Having your North Dakota home inspected by a licensed inspector gives you peace of mind about the condition of the property before you commit thousands of dollars to purchase it.
Your inspector should check out the following parts of the property:
- Electrical system
- HVAC system
If the home has a septic system, you should also pay for a septic inspection to make sure it doesn't have any problems that wouldn't be covered in a typical home inspection.
North Dakota-specific inspections
As a “buyer beware” state, homebuyers in North Dakota have to be extra careful when inspecting a property. In addition to a general home inspection, buyers are strongly advised to have the following inspections and tests done before closing:
Radon testing: Certain areas in North Dakota are prone to elevated levels of radon, which can have negative effects on your health. If the seller hasn't conducted a radon test in the past year, consider doing a test as soon as possible. You can order an inexpensive radon test kit from the North Dakota Department of Environmental Quality website.
Pest inspection: Termites and other pests can spread throughout a property without detection, so it's a good idea to have a professional inspect a house before you move in. Catching and treating an infestation early will help you avoid health hazards and more expensive repairs in the future.
Appraisals determine the value of the property. If you're using a mortgage to buy your new home, your lender will order an appraisal to make sure the home is worth the money that it's loaning you.
Step 8: Close on your new home!
Once you finish your inspections and your lender approves your financing, you'll be ready for closing!
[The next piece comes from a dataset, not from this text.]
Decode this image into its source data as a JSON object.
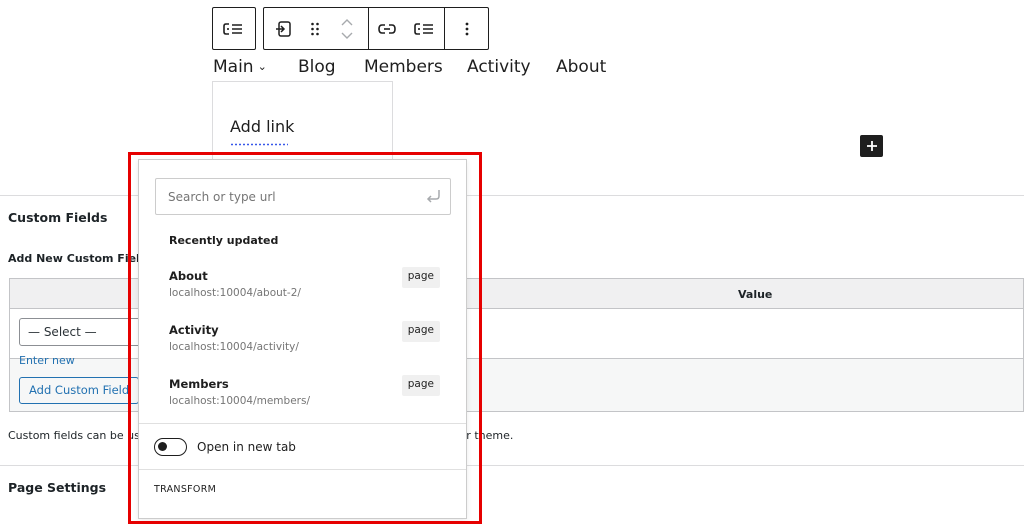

Closing is the process of finalizing your mortgage and transferring ownership of the property.
The closing process in North Dakota requires you to meet at the title company to finalize your paperwork and settle your closing costs.
Prepare to spend about an hour reviewing and signing important legal documents on closing day. These papers are essential for transferring the title to your name, so it's vital to ensure all the information is correct.
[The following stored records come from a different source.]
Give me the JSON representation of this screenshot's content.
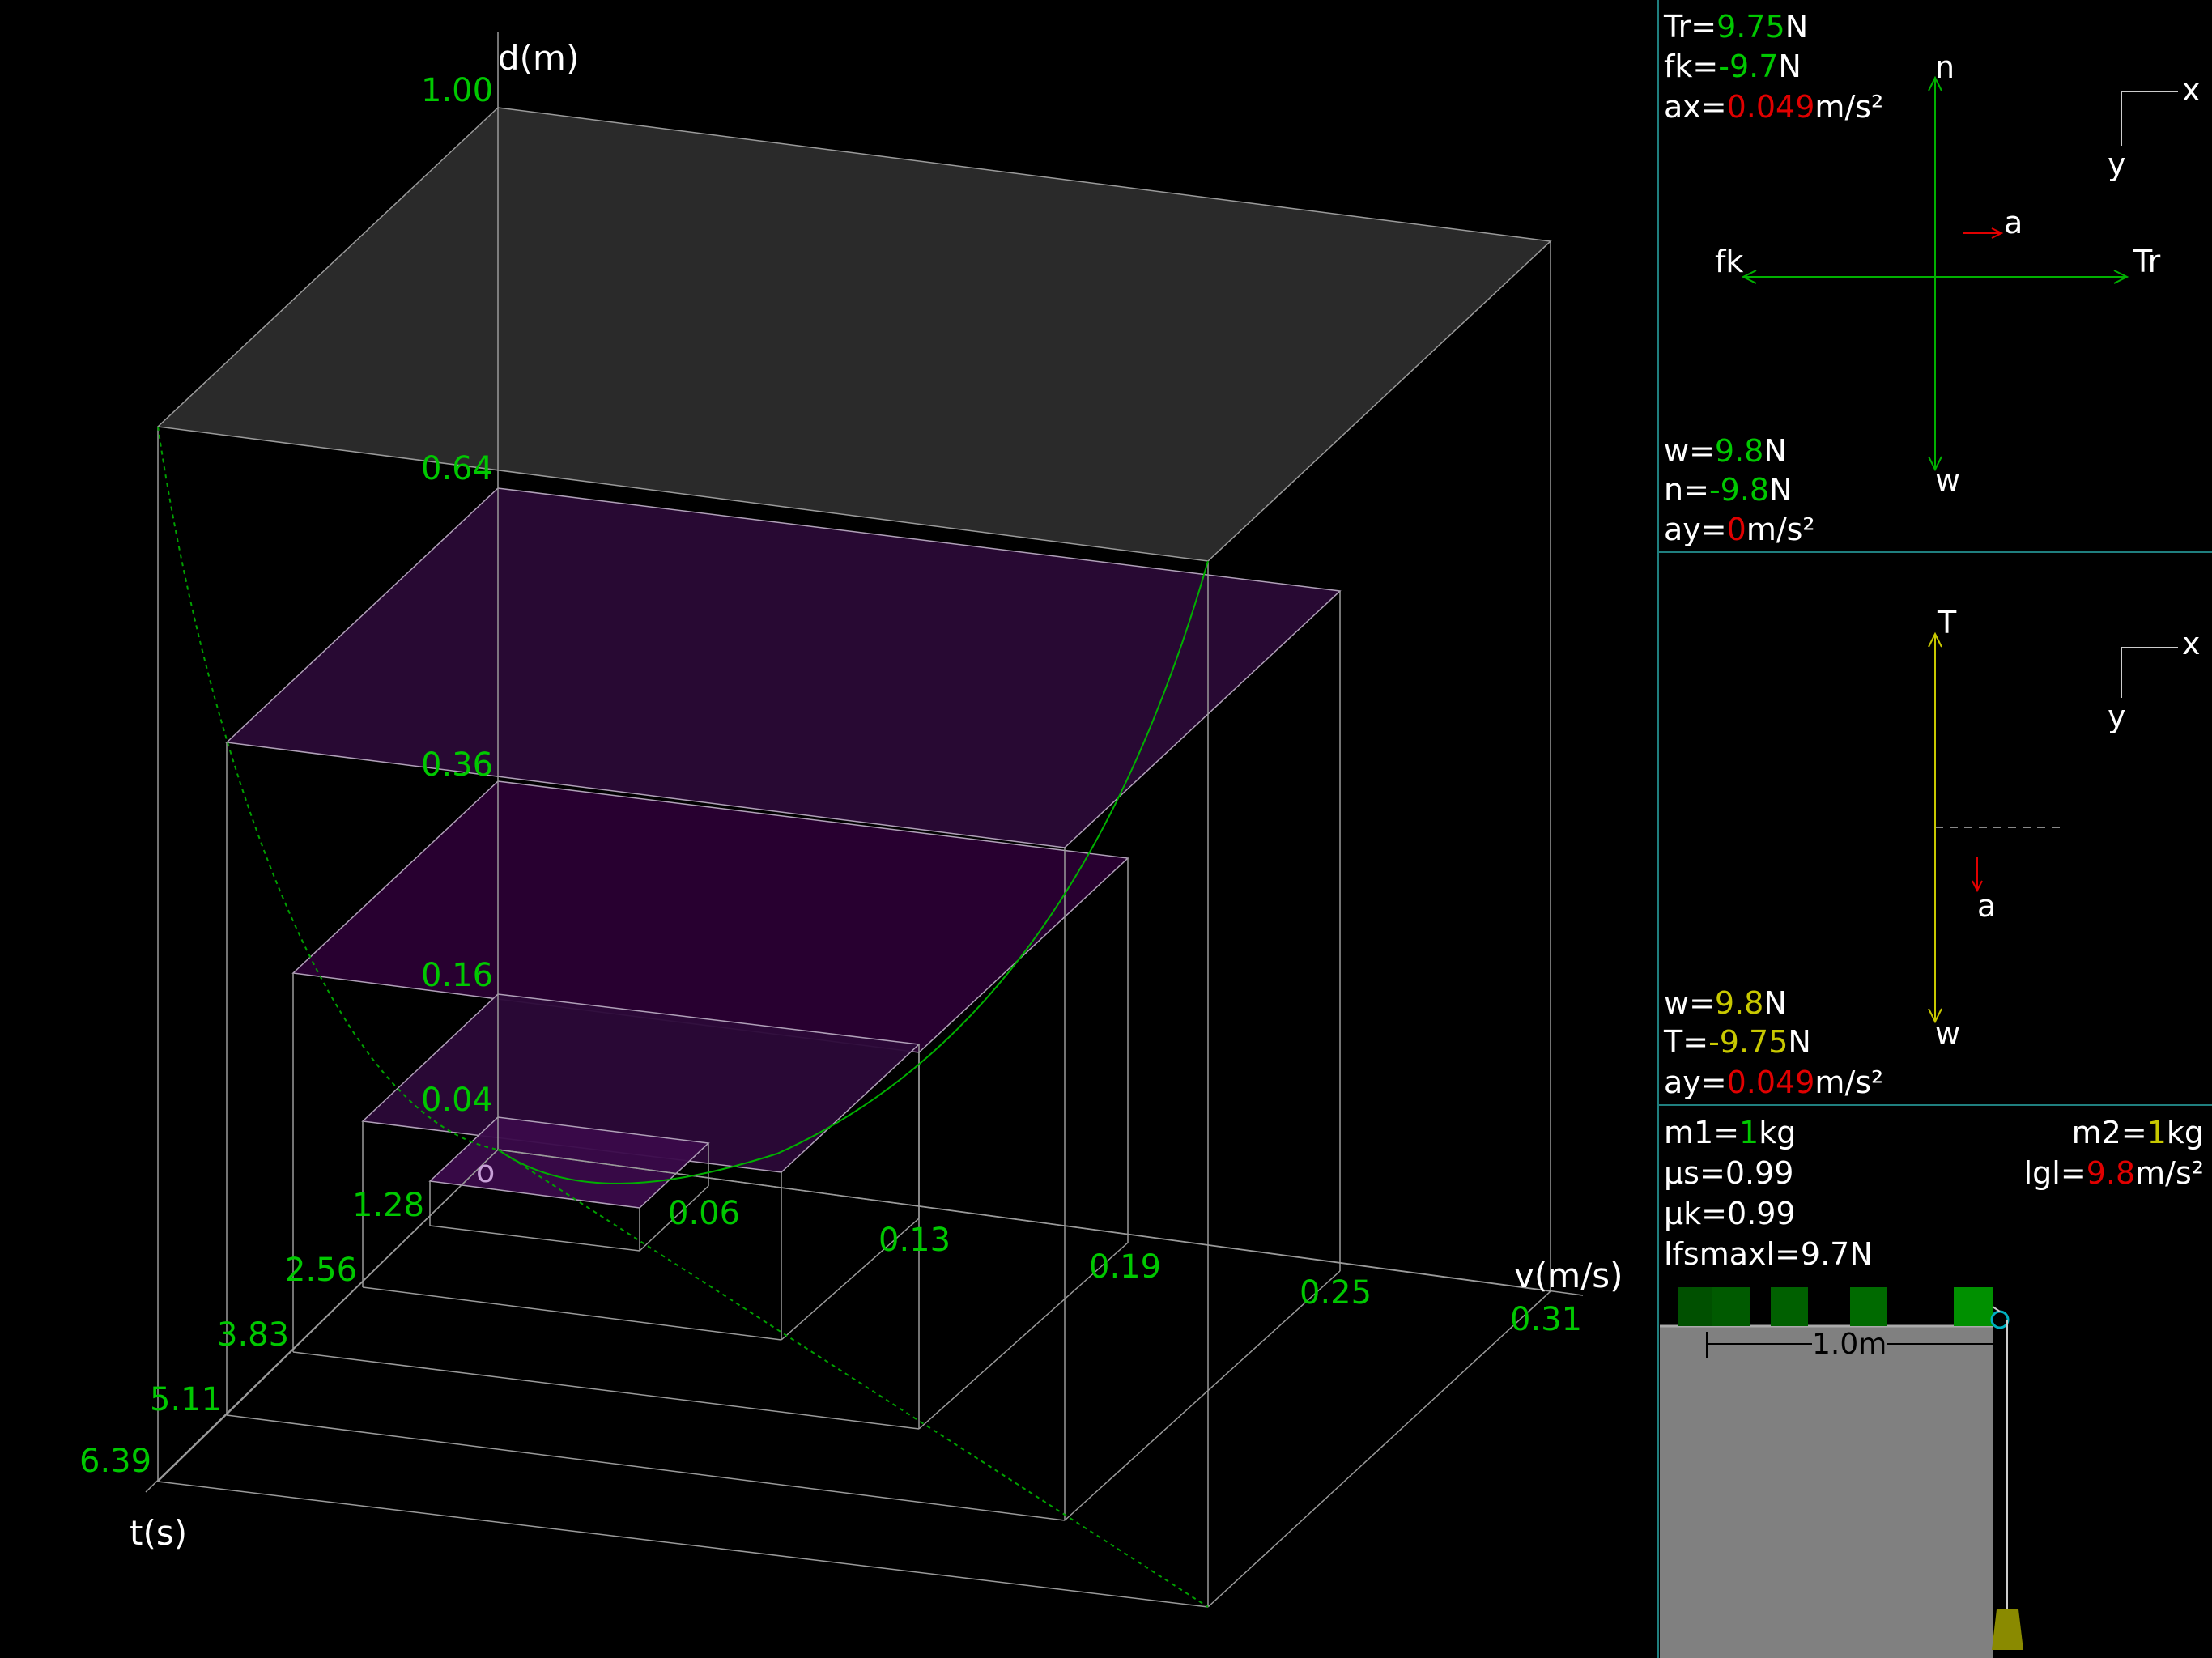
{
  "colors": {
    "value_green": "#00c800",
    "value_yellow": "#c8c800",
    "value_red": "#e00000",
    "panel_border": "#1f7f7f",
    "plane_purple": "#3a0a4a",
    "top_plane": "#2a2a2a",
    "ground": "#808080",
    "block": "#008000"
  },
  "graph3d": {
    "axis_d_label": "d(m)",
    "axis_v_label": "v(m/s)",
    "axis_t_label": "t(s)",
    "origin_label": "o",
    "d_ticks": [
      "1.00",
      "0.64",
      "0.36",
      "0.16",
      "0.04"
    ],
    "v_ticks": [
      "0.06",
      "0.13",
      "0.19",
      "0.25",
      "0.31"
    ],
    "t_ticks": [
      "1.28",
      "2.56",
      "3.83",
      "5.11",
      "6.39"
    ]
  },
  "panel1": {
    "Tr": {
      "label": "Tr=",
      "value": "9.75",
      "unit": "N"
    },
    "fk": {
      "label": "fk=",
      "value": "-9.7",
      "unit": "N"
    },
    "ax": {
      "label": "ax=",
      "value": "0.049",
      "unit": "m/s²"
    },
    "w": {
      "label": "w=",
      "value": "9.8",
      "unit": "N"
    },
    "n": {
      "label": "n=",
      "value": "-9.8",
      "unit": "N"
    },
    "ay": {
      "label": "ay=",
      "value": "0",
      "unit": "m/s²"
    },
    "arrow_n": "n",
    "arrow_w": "w",
    "arrow_fk": "fk",
    "arrow_Tr": "Tr",
    "arrow_a": "a",
    "axis_x": "x",
    "axis_y": "y"
  },
  "panel2": {
    "w": {
      "label": "w=",
      "value": "9.8",
      "unit": "N"
    },
    "T": {
      "label": "T=",
      "value": "-9.75",
      "unit": "N"
    },
    "ay": {
      "label": "ay=",
      "value": "0.049",
      "unit": "m/s²"
    },
    "arrow_T": "T",
    "arrow_w": "w",
    "arrow_a": "a",
    "axis_x": "x",
    "axis_y": "y"
  },
  "panel3": {
    "m1": {
      "label": "m1=",
      "value": "1",
      "unit": "kg"
    },
    "mus": "μs=0.99",
    "muk": "μk=0.99",
    "fsmax": "lfsmaxl=9.7N",
    "m2": {
      "label": "m2=",
      "value": "1",
      "unit": "kg"
    },
    "g": {
      "label": "lgl=",
      "value": "9.8",
      "unit": "m/s²"
    },
    "distance": "1.0m"
  }
}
Pay special attention to these key documents:
- Your final loan application
- The deed
- The mortgage promissory note
- The disclosure statements
After the paperwork is finished, you'll have to pay your closing costs. The title company will collect the total amount you owe to all your service providers and distribute the funds to them on your behalf.
As a homebuyer, your closing costs will usually be divided into four different categories:
- Lender fees: Fees paid to your mortgage lender for originating and underwriting your loan. Other costs related to your loan may be added here as well, such as appraisal fees and survey fees.
- Title and escrow charges: Charges for the title company's services. These fees pay for the title search, title insurance, and the facilitation of the closing process.
- Prepaid costs: Ongoing costs of homeownership. New homeowners are often required by their lenders to pay for certain expenses up front, such as property taxes and homeowners insurance.
- Other closing costs: Miscellaneous expenses that can vary based on each unique buyer. Some common closing costs can include natural disaster certification fees or real estate attorney fees.
Buyers in North Dakota typically pay 3-5% of the purchase price in closing costs. For a $265,900 home — the typical home value in North Dakota — that's between $7,977 and $13,295!
Frequently asked questions
- Save for down payment
- Get pre-approved for a mortgage
- Choose your preferred North Dakota neighborhoods
- Partner with the right real estate agent in North Dakota
- Go house hunting
- Make a strong offer
- Inspections and appraisals
- Do a final walkthrough and close
Yes, the North Dakota Housing Finance Agency offers first-time buyers an affordable loan and down payment assistance through its FirstHome program.
To qualify, your household’s income and home purchase price must be within the limits set for your county. You must be using the newly-purchased home as a primary residence and contribute at least $500 towards the down payment.